During your stay in hospital (or before you go into hospital, if it's a planned stay), hospital staff will discuss and plan with you:
- how the doctor will decide when you're ready to leave hospital (be discharged)
- when they think that will be
- whether you will go home or somewhere else, such as a community hospital or care home (most people go home)
- transport or any other arrangements
- any support and care you might need
They will involve your family and carers if you want.
It helps to have a key safe at home, or to leave keys with family or friends.
What happens while you're in hospital
If you need care and support after you leave, staff will talk with you about how you can get this. They will work with social care staff, if necessary, to plan your short-term care.
If you're likely to have long-term health and care needs, social services will arrange a care needs assessment. This may occur while you're in hospital or in your home.
Preparing to go home from hospital
If you can manage on your own at home with a little help, hospital staff should make sure:
- someone is taking you home or you have a taxi, transport from a voluntary organisation or hospital transport
- you have any medicine or new equipment you need and know how to use it
- they share information about your care with your GP
- you know the next steps in your care and how to get help from the hospital
- local voluntary organisations are there to support you for the first 2 days, if you need it
When you get home from hospital
If you have had a short illness or an operation, you might need care after hospital for a short time to get back to normal. This is called reablement, intermediate care, or aftercare.
The aim of this type of short-term care is to help you:
- stay as independent as possible
- avoid unnecessary hospital stays
Reablement care is free for up to 6 weeks.
After you've had a chance to recover or have had reablement care (if you need it), your local council should assess your long-term health and care needs and help put a plan in place.
You may have to pay towards the costs of long-term care and support.
Find out about getting a needs assessment.
If at any time you feel your care isn't right, contact social services and ask for a review.
What to do if you're unhappy with your hospital discharge
You can complain if you're unhappy with your hospital discharge, or the discharge of someone you know.
For example, if:
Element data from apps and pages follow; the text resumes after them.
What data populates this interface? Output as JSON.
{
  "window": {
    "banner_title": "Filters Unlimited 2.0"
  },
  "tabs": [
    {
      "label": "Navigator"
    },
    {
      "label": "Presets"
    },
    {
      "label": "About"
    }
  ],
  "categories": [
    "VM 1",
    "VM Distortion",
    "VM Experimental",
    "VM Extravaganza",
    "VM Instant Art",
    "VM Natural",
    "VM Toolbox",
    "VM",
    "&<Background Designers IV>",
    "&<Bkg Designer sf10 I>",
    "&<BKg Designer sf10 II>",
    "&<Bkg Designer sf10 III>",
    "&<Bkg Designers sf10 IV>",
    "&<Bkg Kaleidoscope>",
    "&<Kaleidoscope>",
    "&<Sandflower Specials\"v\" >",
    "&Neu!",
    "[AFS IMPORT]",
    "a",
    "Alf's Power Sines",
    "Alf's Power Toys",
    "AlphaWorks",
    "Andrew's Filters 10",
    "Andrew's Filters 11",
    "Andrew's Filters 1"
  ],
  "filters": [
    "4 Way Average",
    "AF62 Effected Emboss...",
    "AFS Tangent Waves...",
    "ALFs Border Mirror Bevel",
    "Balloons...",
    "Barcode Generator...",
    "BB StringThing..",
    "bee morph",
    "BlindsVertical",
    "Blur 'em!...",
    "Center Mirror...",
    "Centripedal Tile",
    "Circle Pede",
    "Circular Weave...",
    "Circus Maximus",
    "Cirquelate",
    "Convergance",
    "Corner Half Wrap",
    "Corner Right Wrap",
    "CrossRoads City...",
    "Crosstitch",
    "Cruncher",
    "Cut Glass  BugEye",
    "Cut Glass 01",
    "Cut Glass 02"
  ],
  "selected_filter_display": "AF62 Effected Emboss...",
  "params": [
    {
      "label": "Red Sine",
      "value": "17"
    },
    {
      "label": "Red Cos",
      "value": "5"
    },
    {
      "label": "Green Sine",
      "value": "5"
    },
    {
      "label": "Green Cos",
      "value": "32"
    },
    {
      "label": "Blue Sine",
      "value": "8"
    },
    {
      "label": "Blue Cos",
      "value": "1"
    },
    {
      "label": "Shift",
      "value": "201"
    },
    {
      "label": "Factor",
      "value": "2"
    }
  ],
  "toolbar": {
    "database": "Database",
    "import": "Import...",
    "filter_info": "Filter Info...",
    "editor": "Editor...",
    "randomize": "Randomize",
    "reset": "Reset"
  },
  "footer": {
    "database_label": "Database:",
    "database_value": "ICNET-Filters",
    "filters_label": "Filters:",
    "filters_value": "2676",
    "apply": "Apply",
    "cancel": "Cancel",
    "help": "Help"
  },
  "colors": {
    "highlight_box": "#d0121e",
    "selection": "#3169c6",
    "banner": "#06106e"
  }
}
- the hospital plans to discharge you before you think it's safe
- you don't think your discharge assessment was done correctly
Speak to the hospital staff who arranged your discharge.
Read more about how to complain to the NHS.